▶ _WHAT IS REQUIRED_
Repeat the entries exactly, and do not carry the pictures over.

▶ _Dataset rows describing interfaces_
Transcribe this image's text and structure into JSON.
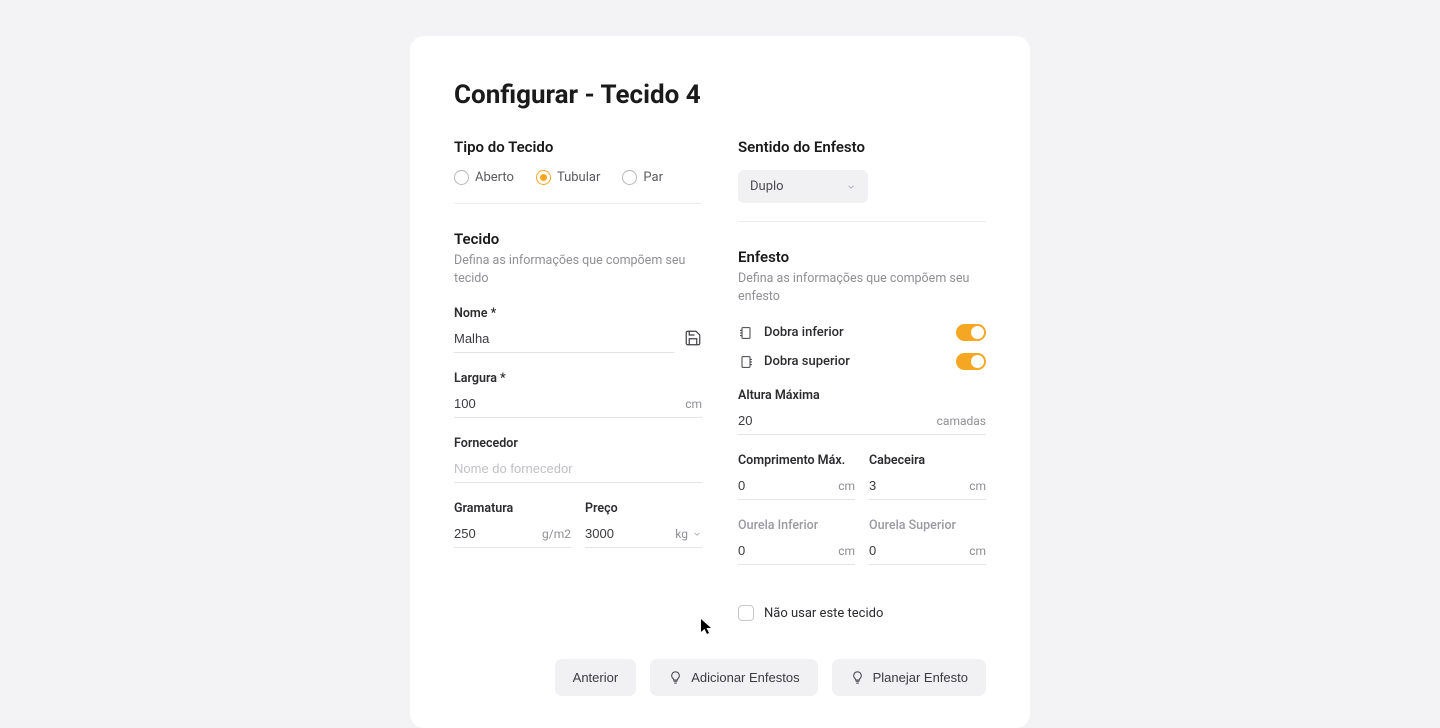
{
  "title": "Configurar - Tecido 4",
  "left": {
    "tipo_label": "Tipo do Tecido",
    "radios": {
      "aberto": "Aberto",
      "tubular": "Tubular",
      "par": "Par"
    },
    "tecido_title": "Tecido",
    "tecido_desc": "Defina as informações que compõem seu tecido",
    "nome_label": "Nome *",
    "nome_value": "Malha",
    "largura_label": "Largura *",
    "largura_value": "100",
    "largura_unit": "cm",
    "fornecedor_label": "Fornecedor",
    "fornecedor_placeholder": "Nome do fornecedor",
    "gramatura_label": "Gramatura",
    "gramatura_value": "250",
    "gramatura_unit": "g/m2",
    "preco_label": "Preço",
    "preco_value": "3000",
    "preco_unit": "kg"
  },
  "right": {
    "sentido_label": "Sentido do Enfesto",
    "sentido_value": "Duplo",
    "enfesto_title": "Enfesto",
    "enfesto_desc": "Defina as informações que compõem seu enfesto",
    "dobra_inf": "Dobra inferior",
    "dobra_sup": "Dobra superior",
    "altura_label": "Altura Máxima",
    "altura_value": "20",
    "altura_unit": "camadas",
    "comp_label": "Comprimento Máx.",
    "comp_value": "0",
    "comp_unit": "cm",
    "cabeceira_label": "Cabeceira",
    "cabeceira_value": "3",
    "cabeceira_unit": "cm",
    "ourela_inf_label": "Ourela Inferior",
    "ourela_inf_value": "0",
    "ourela_inf_unit": "cm",
    "ourela_sup_label": "Ourela Superior",
    "ourela_sup_value": "0",
    "ourela_sup_unit": "cm",
    "nao_usar": "Não usar este tecido"
  },
  "footer": {
    "anterior": "Anterior",
    "adicionar": "Adicionar Enfestos",
    "planejar": "Planejar Enfesto"
  }
}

▶ _COMPLETED TASK_
Transcribe this image's text and structure into JSON.
{
  "title": "Configurar - Tecido 4",
  "left": {
    "tipo_label": "Tipo do Tecido",
    "radios": {
      "aberto": "Aberto",
      "tubular": "Tubular",
      "par": "Par"
    },
    "tecido_title": "Tecido",
    "tecido_desc": "Defina as informações que compõem seu tecido",
    "nome_label": "Nome *",
    "nome_value": "Malha",
    "largura_label": "Largura *",
    "largura_value": "100",
    "largura_unit": "cm",
    "fornecedor_label": "Fornecedor",
    "fornecedor_placeholder": "Nome do fornecedor",
    "gramatura_label": "Gramatura",
    "gramatura_value": "250",
    "gramatura_unit": "g/m2",
    "preco_label": "Preço",
    "preco_value": "3000",
    "preco_unit": "kg"
  },
  "right": {
    "sentido_label": "Sentido do Enfesto",
    "sentido_value": "Duplo",
    "enfesto_title": "Enfesto",
    "enfesto_desc": "Defina as informações que compõem seu enfesto",
    "dobra_inf": "Dobra inferior",
    "dobra_sup": "Dobra superior",
    "altura_label": "Altura Máxima",
    "altura_value": "20",
    "altura_unit": "camadas",
    "comp_label": "Comprimento Máx.",
    "comp_value": "0",
    "comp_unit": "cm",
    "cabeceira_label": "Cabeceira",
    "cabeceira_value": "3",
    "cabeceira_unit": "cm",
    "ourela_inf_label": "Ourela Inferior",
    "ourela_inf_value": "0",
    "ourela_inf_unit": "cm",
    "ourela_sup_label": "Ourela Superior",
    "ourela_sup_value": "0",
    "ourela_sup_unit": "cm",
    "nao_usar": "Não usar este tecido"
  },
  "footer": {
    "anterior": "Anterior",
    "adicionar": "Adicionar Enfestos",
    "planejar": "Planejar Enfesto"
  }
}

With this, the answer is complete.